Justice is also an issue, when it comes to the debate on the morality of death penalty. Supporters of death penalty argue that the death sentence is demanded, in certain cases, for justice to be served. This argument is deeply rooted in the ‘an eye for an eye’ concept which is shared by America’s religious values. While justice might seem to be served to the victim, when a murderer is handed the death sentence, a question that arises is that, has justice been served to the culprit? With the highly sophisticated crimes of today, justice systems become affected, where errors occur in the course of investigations. This can lead to an innocent person being condemned to death. Even when it comes to the real murderers, there is no doubt that taking another person’s life cannot replace the life that he/she took (Dear, 2008). It doesn’t necessarily mean that justice has been served. Besides, there is no statistical evidence which shows that the death penalty deters potential murderers from committing their heinous crimes. While it is argued that the death penalty prevents the person from committing other crimes, a lesser sentence, like a life sentence, can adequately serve this purpose. It is on these grounds that the death penalty should be done away with and replaced with a lesser sentence such as a life sentence.

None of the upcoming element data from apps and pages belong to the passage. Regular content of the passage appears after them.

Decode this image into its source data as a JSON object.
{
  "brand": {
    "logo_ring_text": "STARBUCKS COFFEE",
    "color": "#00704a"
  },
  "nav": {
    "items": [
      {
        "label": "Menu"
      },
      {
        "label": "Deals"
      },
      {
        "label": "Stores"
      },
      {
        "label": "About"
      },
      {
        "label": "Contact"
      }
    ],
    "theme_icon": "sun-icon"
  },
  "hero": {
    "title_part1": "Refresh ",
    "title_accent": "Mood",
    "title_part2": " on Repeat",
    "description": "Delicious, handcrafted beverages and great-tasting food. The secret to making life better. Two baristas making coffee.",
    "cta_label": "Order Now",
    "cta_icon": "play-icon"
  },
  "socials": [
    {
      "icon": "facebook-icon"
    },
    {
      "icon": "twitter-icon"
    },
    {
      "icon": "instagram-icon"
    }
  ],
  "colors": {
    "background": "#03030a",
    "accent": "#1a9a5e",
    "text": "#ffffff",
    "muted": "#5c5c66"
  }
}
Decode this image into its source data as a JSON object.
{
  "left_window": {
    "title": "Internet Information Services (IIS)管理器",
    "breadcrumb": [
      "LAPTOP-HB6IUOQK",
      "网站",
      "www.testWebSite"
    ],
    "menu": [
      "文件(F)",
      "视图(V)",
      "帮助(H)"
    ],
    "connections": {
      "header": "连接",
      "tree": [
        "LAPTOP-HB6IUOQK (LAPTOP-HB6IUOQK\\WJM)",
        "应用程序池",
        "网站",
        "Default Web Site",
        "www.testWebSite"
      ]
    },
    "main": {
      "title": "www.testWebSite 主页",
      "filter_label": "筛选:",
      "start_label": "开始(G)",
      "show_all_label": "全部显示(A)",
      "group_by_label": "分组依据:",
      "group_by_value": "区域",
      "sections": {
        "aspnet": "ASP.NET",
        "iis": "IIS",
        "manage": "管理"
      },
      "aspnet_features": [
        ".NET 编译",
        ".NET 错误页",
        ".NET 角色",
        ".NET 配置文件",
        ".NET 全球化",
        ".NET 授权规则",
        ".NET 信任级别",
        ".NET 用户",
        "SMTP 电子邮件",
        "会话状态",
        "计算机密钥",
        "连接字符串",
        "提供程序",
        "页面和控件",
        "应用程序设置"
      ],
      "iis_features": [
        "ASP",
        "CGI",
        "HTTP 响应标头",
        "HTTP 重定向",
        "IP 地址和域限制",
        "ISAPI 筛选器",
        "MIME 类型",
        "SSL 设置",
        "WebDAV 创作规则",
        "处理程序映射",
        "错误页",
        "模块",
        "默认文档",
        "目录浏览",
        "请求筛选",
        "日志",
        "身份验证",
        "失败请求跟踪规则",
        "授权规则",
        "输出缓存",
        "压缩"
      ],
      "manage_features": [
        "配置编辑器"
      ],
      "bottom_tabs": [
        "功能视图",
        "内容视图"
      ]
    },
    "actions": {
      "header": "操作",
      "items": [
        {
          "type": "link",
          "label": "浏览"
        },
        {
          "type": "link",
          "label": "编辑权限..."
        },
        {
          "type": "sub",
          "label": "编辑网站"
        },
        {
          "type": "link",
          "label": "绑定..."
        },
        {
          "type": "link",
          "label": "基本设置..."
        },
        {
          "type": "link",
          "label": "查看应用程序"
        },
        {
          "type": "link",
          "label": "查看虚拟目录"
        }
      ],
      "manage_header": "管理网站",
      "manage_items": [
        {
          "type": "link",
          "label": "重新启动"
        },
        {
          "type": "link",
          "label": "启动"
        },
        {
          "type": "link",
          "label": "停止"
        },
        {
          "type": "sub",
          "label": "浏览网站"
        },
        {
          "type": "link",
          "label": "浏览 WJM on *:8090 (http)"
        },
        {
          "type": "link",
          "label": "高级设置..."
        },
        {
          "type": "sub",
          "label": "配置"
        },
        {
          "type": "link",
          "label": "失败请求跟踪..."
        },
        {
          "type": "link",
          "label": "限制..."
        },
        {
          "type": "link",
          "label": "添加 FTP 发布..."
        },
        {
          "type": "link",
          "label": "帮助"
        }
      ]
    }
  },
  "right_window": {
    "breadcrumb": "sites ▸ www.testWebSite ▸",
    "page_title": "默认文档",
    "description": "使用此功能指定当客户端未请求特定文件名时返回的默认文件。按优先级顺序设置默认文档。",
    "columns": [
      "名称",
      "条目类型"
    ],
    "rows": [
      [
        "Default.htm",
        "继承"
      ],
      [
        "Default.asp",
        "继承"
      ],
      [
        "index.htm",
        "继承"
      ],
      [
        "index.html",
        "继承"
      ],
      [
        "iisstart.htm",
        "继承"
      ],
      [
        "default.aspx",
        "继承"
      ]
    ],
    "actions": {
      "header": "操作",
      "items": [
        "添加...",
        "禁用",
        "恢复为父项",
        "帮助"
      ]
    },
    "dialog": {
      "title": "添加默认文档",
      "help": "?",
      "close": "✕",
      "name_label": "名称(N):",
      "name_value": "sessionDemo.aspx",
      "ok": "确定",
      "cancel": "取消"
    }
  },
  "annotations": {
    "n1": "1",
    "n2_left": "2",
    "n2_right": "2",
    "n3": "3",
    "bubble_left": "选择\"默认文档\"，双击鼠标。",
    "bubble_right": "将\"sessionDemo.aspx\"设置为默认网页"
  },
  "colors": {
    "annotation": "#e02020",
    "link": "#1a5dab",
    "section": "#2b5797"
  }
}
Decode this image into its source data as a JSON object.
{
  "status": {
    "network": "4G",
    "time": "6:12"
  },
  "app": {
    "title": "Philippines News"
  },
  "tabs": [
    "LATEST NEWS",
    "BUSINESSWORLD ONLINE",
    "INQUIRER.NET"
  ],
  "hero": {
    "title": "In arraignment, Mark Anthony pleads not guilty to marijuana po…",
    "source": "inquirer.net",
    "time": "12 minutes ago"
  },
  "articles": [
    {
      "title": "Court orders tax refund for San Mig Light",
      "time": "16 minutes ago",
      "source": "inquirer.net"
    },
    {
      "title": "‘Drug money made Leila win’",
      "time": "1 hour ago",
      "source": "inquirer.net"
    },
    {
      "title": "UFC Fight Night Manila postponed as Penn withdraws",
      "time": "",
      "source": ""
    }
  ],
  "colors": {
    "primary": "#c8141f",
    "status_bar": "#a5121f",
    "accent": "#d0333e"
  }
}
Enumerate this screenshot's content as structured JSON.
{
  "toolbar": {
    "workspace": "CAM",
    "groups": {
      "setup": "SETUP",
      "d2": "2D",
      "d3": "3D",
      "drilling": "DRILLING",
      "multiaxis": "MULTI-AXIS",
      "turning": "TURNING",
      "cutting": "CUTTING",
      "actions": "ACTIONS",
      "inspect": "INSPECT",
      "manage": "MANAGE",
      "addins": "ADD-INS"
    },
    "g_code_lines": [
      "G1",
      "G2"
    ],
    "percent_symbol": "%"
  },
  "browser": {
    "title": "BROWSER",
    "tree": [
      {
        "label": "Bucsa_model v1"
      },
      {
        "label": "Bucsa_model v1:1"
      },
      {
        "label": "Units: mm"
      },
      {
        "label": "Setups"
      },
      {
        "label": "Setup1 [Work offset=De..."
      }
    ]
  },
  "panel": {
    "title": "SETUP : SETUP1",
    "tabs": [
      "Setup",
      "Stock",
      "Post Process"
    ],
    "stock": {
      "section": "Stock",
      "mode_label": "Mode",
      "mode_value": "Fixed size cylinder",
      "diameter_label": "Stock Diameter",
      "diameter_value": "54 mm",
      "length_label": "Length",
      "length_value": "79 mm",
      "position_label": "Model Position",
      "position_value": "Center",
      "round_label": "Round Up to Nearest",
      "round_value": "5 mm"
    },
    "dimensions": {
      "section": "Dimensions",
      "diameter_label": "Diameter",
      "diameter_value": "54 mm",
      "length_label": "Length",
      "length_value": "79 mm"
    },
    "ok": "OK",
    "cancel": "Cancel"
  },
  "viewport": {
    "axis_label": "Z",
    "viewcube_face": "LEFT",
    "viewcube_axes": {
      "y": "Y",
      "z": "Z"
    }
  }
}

The death penalty will always be a significant and divisive issue in America. Congress has, continually, been partly supportive of the practice to instill fear and deter murders. However, there is no statistical evidence that the death penalty deters potential murderers from committing murder. While the death penalty may be lawfully justifiable in the sense of the long held concept of ‘an eye for an eye’, it is barely morally justifiable since it goes against the moral principle of beneficence and nonmaleficence. A death penalty is just another way of causing more harm and putting more people to death, rather than upholding the sanctity of life. It does little to bring back to life the murdered person. A life sentence can be sufficiently able to prevent the murderer from committing more murders. It can help promote the goodness of mankind, which is to be kind and merciful even to a murderer. This will greatly enhance the concept of a moral society that is preoccupied with doing good things. Ultimately, this will likely benefit everyone.